* **Work instructions**
Search the records below for "Paste"; copy each line that has it.

* **Records for this exercise**
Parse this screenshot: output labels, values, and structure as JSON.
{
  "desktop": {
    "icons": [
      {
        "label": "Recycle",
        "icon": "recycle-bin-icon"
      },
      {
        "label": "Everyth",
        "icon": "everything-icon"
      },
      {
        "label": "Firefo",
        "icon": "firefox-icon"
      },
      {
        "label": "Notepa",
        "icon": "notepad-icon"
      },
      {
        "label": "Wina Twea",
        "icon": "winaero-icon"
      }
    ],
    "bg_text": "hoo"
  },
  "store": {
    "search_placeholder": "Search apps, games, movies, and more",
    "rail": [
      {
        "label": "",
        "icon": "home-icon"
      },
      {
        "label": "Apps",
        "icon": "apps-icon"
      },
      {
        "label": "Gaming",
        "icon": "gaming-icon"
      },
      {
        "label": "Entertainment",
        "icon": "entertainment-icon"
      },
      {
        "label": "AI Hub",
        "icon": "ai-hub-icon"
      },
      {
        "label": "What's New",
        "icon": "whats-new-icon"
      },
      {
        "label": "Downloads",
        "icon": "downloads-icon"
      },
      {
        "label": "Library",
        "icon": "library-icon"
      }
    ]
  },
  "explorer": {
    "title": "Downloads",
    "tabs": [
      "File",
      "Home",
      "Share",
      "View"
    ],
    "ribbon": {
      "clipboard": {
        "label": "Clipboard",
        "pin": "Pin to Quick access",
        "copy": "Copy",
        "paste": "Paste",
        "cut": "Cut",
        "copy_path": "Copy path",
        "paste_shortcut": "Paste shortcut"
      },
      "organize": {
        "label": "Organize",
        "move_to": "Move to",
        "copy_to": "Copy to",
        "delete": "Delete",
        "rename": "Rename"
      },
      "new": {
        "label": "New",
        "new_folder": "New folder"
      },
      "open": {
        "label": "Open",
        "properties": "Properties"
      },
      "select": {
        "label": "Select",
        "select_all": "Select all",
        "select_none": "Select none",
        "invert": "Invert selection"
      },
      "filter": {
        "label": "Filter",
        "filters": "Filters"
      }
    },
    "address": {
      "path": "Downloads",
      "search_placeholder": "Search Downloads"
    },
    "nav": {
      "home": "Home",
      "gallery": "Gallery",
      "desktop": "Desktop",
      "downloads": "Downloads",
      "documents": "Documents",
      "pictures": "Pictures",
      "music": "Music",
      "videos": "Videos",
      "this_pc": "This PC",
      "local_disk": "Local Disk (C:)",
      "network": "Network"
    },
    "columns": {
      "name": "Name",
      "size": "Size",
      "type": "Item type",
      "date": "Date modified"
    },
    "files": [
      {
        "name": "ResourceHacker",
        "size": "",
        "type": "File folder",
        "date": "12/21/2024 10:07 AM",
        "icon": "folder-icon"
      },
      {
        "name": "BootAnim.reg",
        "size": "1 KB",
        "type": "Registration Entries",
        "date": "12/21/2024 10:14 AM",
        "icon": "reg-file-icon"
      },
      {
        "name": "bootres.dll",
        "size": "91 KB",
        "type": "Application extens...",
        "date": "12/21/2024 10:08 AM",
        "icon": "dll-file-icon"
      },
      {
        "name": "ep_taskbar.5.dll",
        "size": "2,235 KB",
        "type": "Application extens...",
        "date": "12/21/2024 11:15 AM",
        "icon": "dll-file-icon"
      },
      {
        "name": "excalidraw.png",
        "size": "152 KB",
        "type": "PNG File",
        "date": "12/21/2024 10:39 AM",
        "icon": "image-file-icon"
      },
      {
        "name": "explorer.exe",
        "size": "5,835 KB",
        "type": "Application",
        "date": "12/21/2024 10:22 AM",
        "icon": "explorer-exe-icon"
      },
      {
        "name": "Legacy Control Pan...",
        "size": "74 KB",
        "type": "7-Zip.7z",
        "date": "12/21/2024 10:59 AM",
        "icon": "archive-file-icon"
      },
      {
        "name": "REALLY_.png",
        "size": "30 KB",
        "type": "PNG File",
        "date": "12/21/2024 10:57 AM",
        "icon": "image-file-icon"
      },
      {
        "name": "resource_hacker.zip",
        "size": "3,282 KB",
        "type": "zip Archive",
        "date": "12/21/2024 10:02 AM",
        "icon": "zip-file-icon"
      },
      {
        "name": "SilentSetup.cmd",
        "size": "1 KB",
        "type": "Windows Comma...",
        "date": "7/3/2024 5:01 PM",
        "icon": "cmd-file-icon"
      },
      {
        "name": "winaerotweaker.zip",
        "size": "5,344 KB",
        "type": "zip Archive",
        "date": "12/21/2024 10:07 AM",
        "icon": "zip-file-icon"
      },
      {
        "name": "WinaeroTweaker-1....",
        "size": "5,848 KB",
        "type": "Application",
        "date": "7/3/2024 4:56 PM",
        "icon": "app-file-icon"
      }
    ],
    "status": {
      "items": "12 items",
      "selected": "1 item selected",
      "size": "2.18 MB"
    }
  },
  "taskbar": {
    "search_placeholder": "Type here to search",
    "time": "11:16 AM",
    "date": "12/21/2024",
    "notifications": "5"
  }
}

* **Response area**
        "paste": "Paste",
        "paste_shortcut": "Paste shortcut"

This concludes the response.